The Center for Internet and Society at Stanford Law School is a leader in the study of the law and policy around the Internet and other emerging technologies.
Architecture and Public Policy
CIS explores how changes in the architecture of computer networks affect the economic environment for innovation and competition on the Internet, and how the law should react to those changes. This work has lead us to analyze the issue of network neutrality, perhaps the Internet's most debated policy issue, which concerns Internet user's ability to access the content and software of their choice without interference from network providers.
From local issues like the BART protests to national and international movements like Occupy and the Arab Spring, individuals and organizations are increasingly utilizing the Internet, social networking, and mobile devices to communicate and connect. This diverse panel from academia, public interest, and private practice, will discuss the opportunities and challenges for free speech as it increasingly moves from the town square to the networked world. Co-sponsored by the California State Bar Cyberspace Committee and the Stanford Center for Internet and Society
Evgeny Morozov and Andrew McLaughlin will debate the sincerity, utility and repercussions of America's commitment to a free Internet. They will discuss the desireability of network neutrality and network regulation in the context of US foreign policy, the ways to balance user privacy with the growing needs of law enforcement agencies; and the emerging threats to freedom of expression that are inherent in the technical design as well as the business imperatives of today's Web.

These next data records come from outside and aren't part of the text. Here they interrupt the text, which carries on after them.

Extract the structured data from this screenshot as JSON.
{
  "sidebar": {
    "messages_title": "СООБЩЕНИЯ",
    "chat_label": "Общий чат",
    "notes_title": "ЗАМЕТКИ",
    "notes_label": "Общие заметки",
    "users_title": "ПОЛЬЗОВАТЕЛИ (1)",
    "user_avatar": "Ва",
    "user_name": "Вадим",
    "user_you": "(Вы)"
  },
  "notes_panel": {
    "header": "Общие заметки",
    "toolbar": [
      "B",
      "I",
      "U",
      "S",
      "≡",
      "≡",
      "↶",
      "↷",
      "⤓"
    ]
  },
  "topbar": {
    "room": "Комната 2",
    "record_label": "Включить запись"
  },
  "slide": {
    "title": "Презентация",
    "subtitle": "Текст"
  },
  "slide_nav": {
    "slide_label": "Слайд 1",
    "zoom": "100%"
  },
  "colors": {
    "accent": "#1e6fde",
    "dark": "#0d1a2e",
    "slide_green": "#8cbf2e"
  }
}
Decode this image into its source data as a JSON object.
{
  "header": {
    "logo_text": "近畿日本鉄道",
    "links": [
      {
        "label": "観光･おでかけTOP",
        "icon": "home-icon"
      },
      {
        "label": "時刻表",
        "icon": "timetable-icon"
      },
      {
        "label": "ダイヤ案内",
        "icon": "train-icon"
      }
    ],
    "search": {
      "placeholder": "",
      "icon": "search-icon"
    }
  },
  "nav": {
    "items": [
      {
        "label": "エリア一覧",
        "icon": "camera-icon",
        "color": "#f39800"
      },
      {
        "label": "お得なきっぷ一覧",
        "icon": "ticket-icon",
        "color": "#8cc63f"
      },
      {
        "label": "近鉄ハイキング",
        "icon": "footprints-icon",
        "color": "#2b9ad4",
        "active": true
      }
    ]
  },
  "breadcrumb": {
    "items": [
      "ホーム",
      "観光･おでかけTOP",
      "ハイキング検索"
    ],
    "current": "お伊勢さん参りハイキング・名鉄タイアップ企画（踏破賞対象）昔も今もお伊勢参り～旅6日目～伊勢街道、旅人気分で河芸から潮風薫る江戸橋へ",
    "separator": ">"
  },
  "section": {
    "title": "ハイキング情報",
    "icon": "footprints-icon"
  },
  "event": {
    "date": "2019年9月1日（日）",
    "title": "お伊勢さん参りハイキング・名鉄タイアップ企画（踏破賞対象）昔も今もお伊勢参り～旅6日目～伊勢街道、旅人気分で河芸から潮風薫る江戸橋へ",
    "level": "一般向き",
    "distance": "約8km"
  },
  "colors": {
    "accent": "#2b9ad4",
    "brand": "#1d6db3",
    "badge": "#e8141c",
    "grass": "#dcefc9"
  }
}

Learn about the Center for Internet and Society. Come meet CIS and hear about our exciting work and ways to get involved. Learn about the Fair Use Project, Consumer Privacy Project, and more. Lunch will be provided. RSVP for this free event today.